**What you need to do:** Leave the images out. Give every line below again, precisely.

[[ Source material, beginning ]]

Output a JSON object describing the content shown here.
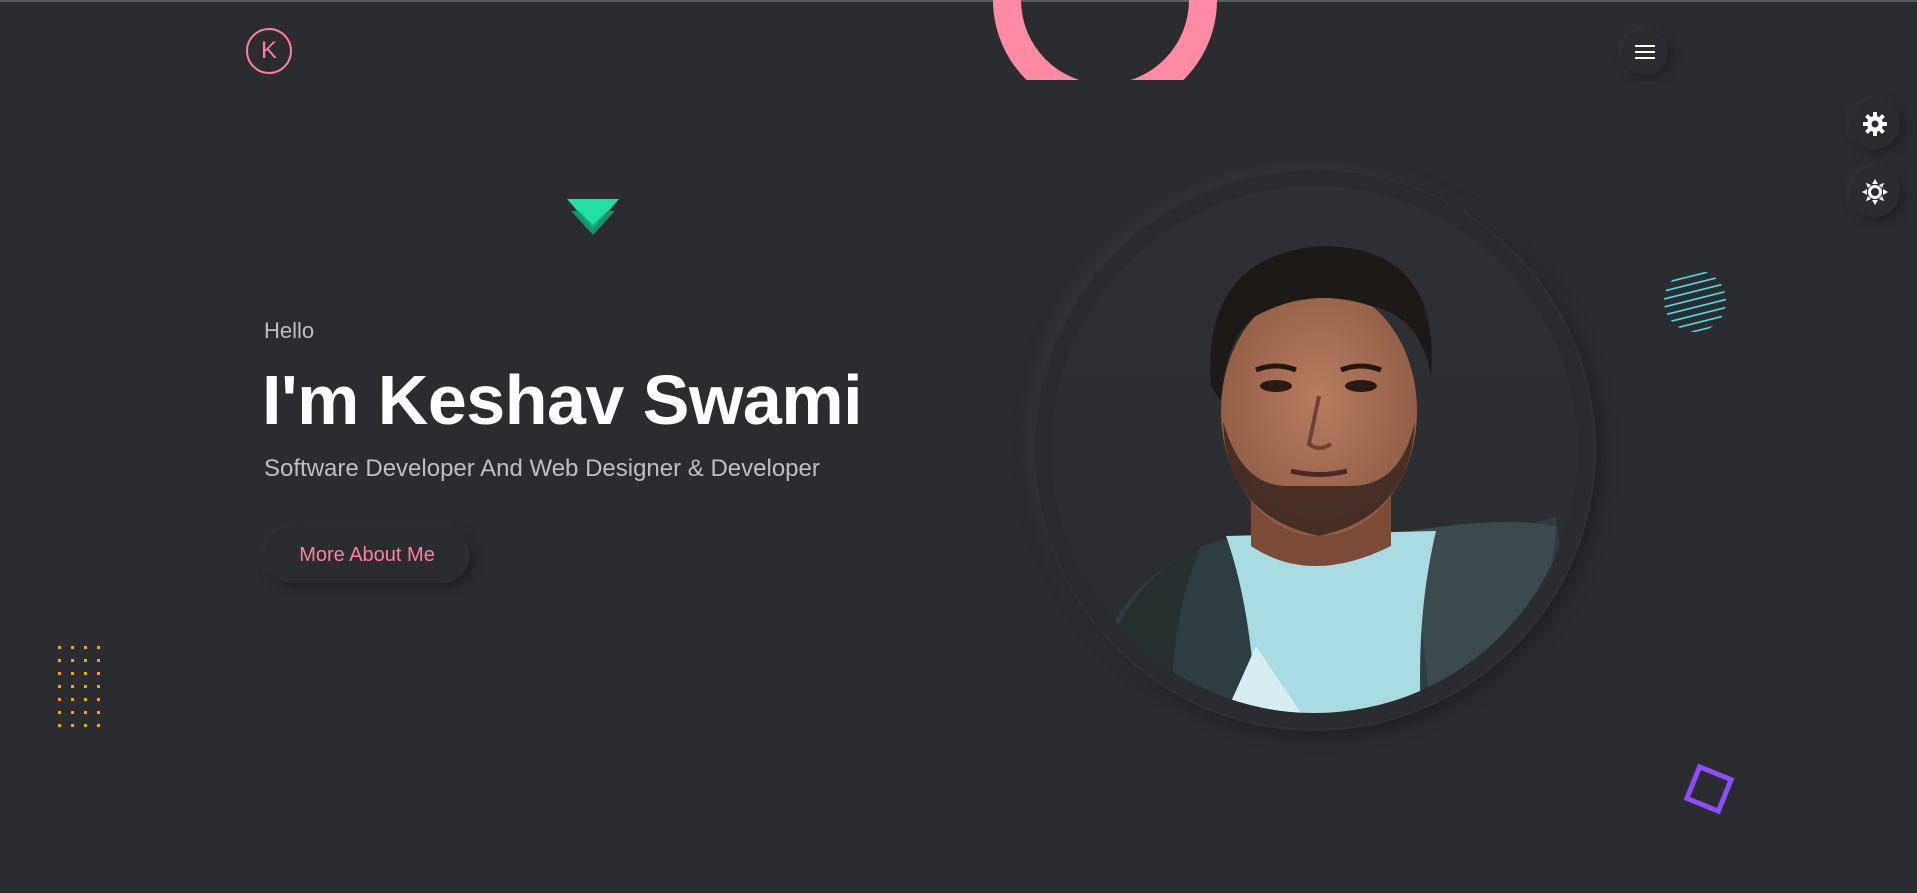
{
  "header": {
    "logo_letter": "K",
    "menu_icon": "hamburger-icon",
    "side_controls": [
      "gear-icon",
      "sun-icon"
    ]
  },
  "hero": {
    "greeting": "Hello",
    "name": "I'm Keshav Swami",
    "tagline": "Software Developer And Web Designer & Developer",
    "cta_label": "More About Me"
  },
  "colors": {
    "background": "#2b2c2f",
    "accent_pink": "#ff7e9c",
    "accent_green": "#1fd89a",
    "accent_cyan": "#4fd6e0",
    "accent_purple": "#8a4dff",
    "accent_orange": "#f5a31a"
  }
}
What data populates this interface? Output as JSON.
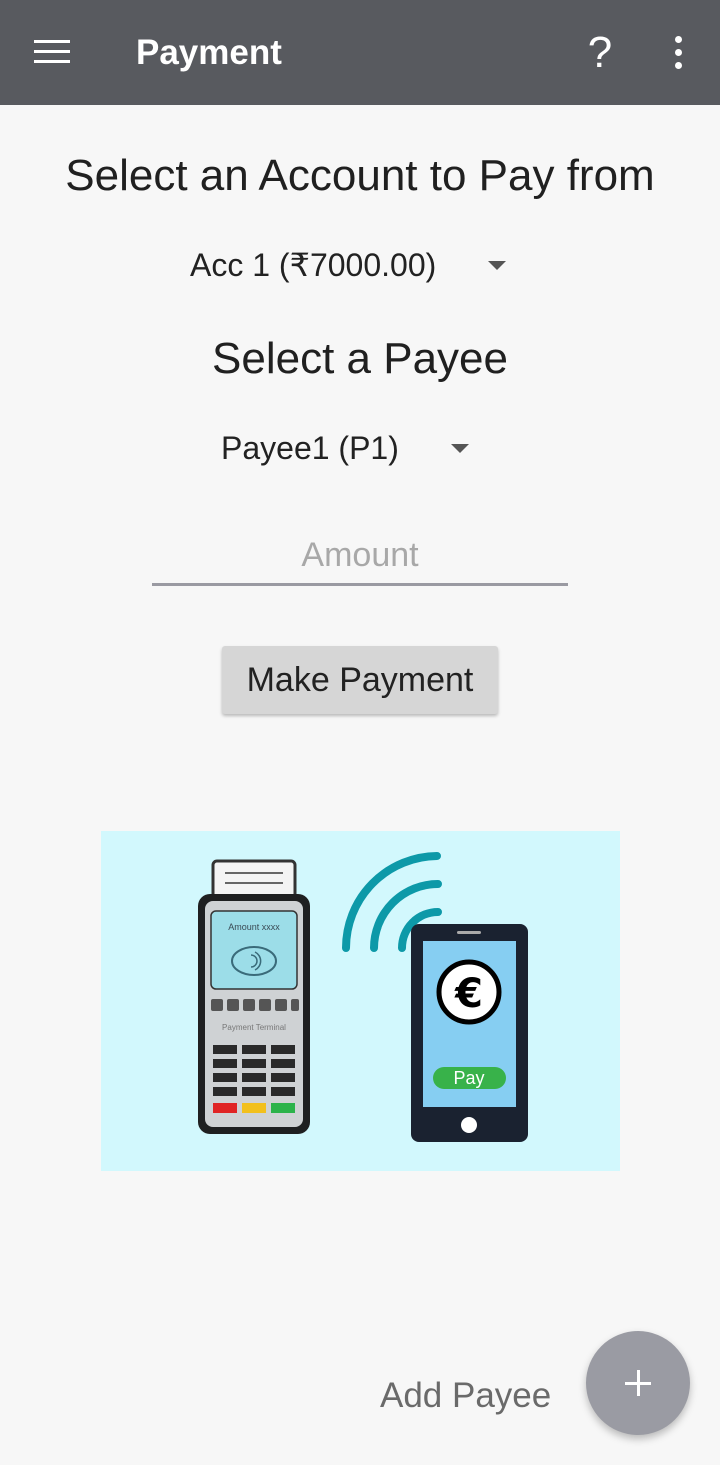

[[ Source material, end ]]

**Exercise solution:**
Output a JSON object describing the content shown here.
{
  "header": {
    "logo_letter": "K",
    "menu_icon": "hamburger-icon",
    "side_controls": [
      "gear-icon",
      "sun-icon"
    ]
  },
  "hero": {
    "greeting": "Hello",
    "name": "I'm Keshav Swami",
    "tagline": "Software Developer And Web Designer & Developer",
    "cta_label": "More About Me"
  },
  "colors": {
    "background": "#2b2c2f",
    "accent_pink": "#ff7e9c",
    "accent_green": "#1fd89a",
    "accent_cyan": "#4fd6e0",
    "accent_purple": "#8a4dff",
    "accent_orange": "#f5a31a"
  }
}
What data populates this interface? Output as JSON.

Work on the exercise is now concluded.